START Data shown
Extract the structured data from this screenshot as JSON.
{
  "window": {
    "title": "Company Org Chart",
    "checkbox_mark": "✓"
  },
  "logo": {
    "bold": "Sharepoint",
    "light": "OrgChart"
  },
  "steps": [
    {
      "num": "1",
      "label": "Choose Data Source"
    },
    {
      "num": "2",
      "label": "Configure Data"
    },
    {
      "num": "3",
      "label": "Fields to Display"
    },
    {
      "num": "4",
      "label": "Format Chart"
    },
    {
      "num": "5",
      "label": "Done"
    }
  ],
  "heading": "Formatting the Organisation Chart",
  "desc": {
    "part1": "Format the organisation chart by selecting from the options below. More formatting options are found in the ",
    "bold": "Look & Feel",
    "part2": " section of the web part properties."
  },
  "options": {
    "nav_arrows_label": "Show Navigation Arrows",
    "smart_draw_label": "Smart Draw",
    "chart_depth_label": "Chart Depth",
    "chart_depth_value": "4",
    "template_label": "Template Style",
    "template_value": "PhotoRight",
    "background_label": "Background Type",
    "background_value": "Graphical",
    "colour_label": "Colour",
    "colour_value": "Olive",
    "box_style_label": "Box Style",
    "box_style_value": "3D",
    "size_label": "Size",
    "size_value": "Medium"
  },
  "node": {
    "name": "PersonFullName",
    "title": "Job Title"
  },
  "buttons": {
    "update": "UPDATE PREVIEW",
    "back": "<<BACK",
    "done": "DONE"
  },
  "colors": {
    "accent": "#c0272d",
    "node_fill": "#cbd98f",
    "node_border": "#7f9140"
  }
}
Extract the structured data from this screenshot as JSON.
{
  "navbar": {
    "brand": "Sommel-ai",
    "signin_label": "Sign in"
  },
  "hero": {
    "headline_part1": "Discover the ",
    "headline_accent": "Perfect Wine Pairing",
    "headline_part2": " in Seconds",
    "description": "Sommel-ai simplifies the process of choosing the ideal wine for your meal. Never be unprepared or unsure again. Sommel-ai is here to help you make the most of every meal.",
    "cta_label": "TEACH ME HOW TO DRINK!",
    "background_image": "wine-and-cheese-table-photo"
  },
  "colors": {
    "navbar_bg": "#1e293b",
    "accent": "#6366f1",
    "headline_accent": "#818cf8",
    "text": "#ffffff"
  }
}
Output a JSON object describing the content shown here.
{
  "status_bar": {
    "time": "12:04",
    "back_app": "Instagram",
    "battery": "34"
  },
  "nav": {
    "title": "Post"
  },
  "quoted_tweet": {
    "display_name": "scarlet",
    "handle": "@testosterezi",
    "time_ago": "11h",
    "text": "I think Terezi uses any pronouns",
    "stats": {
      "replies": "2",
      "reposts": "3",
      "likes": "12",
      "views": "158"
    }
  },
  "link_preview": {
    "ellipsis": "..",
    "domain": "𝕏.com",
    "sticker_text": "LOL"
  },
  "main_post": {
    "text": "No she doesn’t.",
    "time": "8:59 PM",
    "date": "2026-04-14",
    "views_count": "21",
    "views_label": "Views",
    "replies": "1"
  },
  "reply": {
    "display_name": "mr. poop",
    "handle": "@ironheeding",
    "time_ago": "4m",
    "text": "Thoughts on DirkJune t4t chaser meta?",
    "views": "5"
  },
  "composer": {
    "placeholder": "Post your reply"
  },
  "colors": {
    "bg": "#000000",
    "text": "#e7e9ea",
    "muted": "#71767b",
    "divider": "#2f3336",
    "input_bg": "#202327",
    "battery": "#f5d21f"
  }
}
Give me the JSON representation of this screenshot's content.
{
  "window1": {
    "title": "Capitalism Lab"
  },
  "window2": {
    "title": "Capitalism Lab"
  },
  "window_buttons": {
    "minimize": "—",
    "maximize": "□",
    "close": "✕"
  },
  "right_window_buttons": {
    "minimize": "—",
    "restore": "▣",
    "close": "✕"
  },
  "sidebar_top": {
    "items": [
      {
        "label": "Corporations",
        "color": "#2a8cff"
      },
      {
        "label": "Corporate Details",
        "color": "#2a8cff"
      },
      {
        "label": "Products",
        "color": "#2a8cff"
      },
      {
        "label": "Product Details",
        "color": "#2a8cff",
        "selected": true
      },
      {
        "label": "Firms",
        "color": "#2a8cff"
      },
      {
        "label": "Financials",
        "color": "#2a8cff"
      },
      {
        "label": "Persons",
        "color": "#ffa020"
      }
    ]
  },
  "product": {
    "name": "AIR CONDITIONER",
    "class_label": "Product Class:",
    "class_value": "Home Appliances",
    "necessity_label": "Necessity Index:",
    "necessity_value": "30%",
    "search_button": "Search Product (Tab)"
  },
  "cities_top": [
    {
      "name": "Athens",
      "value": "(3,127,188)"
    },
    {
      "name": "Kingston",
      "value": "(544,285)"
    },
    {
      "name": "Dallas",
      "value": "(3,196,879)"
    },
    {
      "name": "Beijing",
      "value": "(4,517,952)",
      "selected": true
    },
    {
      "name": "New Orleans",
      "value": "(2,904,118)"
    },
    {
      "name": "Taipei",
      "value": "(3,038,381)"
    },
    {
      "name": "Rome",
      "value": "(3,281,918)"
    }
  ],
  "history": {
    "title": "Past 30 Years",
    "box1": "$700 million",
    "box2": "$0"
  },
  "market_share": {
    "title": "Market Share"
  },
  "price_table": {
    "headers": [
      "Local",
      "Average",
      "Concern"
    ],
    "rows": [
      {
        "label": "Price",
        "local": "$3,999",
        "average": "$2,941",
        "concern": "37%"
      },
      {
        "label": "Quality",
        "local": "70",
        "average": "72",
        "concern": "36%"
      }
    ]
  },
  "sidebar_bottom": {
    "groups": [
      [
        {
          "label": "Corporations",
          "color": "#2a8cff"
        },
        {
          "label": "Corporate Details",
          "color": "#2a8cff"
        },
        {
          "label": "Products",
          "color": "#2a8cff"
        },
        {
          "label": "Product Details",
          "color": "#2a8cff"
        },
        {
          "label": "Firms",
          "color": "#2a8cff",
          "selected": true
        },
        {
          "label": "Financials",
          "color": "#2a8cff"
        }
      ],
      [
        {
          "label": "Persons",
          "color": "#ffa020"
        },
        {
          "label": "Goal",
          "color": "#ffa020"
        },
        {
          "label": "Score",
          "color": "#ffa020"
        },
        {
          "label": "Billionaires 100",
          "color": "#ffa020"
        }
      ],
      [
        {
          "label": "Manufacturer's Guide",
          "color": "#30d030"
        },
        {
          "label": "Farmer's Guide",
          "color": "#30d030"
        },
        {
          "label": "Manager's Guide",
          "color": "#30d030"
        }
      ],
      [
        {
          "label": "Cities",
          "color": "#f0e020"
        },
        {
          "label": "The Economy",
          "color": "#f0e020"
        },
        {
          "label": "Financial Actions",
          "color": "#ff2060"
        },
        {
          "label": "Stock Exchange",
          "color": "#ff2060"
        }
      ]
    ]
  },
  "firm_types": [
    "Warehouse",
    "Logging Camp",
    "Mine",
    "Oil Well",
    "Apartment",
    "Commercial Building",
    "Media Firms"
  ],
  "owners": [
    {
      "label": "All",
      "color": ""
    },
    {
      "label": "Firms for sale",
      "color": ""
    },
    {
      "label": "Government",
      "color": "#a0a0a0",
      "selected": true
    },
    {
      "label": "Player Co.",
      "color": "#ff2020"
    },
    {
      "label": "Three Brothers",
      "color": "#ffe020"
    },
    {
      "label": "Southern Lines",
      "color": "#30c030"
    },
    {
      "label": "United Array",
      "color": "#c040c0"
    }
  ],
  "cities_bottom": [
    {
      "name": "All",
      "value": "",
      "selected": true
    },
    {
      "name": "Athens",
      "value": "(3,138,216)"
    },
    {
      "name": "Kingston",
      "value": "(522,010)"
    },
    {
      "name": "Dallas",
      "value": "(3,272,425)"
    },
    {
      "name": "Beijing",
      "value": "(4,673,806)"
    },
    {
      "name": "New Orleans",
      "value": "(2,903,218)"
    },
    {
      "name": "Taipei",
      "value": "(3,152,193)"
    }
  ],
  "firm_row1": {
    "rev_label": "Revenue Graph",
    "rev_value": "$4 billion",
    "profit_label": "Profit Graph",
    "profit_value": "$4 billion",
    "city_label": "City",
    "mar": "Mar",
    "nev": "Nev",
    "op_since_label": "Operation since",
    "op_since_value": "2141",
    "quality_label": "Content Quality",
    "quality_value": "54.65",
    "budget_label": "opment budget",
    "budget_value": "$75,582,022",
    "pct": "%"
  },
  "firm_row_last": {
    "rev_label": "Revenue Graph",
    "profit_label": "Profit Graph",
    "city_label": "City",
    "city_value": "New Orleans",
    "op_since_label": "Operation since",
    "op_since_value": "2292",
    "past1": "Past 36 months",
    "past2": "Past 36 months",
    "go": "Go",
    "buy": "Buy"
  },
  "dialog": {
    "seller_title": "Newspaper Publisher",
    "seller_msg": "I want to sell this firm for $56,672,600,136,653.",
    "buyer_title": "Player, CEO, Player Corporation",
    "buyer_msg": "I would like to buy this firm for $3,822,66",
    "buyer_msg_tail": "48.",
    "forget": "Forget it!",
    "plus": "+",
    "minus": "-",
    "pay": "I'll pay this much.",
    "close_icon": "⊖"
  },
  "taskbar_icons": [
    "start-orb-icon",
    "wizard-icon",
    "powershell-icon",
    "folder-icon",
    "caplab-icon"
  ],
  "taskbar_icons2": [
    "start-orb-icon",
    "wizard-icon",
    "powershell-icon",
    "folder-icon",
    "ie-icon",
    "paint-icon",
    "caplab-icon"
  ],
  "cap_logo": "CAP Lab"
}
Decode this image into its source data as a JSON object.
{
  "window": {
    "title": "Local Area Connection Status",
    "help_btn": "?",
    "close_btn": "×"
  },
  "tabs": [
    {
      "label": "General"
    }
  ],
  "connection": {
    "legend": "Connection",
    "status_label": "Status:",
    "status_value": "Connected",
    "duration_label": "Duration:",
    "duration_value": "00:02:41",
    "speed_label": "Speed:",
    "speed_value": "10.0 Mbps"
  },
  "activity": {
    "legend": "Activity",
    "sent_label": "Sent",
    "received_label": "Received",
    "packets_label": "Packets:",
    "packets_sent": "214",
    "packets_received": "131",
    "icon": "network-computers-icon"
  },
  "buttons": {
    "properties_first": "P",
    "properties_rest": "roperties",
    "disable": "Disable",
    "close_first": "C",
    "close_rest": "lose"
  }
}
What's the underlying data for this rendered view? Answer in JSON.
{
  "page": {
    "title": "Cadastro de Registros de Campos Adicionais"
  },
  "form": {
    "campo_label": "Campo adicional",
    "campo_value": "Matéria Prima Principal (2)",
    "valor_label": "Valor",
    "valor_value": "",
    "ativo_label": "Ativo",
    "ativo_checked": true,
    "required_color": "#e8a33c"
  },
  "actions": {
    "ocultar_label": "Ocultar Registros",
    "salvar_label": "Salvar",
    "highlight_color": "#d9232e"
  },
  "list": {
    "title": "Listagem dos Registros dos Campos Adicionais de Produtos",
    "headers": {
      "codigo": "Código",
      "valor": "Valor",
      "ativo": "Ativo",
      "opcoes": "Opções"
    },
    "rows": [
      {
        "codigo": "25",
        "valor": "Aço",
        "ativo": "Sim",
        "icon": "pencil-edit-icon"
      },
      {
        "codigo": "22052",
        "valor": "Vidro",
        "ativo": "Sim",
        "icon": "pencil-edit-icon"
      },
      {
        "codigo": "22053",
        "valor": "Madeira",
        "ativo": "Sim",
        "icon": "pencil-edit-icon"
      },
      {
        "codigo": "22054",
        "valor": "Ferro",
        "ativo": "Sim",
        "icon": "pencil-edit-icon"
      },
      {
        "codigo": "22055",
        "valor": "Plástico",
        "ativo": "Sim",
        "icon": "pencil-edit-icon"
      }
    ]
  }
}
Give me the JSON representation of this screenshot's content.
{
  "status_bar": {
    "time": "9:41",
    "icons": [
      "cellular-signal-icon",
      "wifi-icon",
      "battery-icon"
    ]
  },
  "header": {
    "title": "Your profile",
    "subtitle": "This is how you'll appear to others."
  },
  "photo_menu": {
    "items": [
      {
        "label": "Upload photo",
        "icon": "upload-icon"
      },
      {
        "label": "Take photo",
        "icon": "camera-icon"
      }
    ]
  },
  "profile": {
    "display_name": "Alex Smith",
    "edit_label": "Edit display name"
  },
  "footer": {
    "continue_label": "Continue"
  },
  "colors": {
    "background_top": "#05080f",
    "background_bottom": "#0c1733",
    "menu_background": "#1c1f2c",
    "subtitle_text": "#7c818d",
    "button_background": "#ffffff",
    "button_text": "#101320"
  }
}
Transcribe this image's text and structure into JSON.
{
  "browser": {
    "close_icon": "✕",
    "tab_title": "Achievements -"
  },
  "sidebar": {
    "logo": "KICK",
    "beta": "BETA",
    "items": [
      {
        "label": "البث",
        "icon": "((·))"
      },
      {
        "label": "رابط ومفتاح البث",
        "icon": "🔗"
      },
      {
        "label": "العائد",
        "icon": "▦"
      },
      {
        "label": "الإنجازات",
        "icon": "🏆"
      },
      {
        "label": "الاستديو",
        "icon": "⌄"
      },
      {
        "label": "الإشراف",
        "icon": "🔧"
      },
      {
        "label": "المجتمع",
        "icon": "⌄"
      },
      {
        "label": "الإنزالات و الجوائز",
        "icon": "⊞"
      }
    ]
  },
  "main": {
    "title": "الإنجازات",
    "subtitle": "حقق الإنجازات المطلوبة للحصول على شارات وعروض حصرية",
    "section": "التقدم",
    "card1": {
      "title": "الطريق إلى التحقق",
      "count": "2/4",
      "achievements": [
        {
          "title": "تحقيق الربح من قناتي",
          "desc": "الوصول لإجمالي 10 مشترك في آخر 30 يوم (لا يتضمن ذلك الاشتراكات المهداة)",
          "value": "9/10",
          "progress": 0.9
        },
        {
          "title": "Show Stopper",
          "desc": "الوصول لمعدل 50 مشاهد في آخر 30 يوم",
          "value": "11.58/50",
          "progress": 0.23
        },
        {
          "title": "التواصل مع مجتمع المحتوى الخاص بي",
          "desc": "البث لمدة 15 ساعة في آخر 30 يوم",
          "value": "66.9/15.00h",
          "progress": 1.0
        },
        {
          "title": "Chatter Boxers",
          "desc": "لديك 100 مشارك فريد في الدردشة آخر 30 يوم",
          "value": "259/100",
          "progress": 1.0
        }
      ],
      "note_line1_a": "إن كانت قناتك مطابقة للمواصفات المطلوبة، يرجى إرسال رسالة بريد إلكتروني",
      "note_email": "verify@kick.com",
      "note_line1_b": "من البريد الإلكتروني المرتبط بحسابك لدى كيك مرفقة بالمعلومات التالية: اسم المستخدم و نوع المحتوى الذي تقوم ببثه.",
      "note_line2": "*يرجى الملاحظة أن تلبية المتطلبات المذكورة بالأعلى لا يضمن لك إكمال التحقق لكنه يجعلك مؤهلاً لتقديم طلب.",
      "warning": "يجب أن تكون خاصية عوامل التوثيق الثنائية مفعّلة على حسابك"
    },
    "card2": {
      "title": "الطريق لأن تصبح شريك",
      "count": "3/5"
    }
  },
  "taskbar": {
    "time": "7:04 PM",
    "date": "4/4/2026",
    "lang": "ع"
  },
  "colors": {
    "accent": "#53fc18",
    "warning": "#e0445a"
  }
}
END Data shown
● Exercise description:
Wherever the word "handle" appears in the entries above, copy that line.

● Answer for the task:
    "handle": "@testosterezi",
    "handle": "@ironheeding",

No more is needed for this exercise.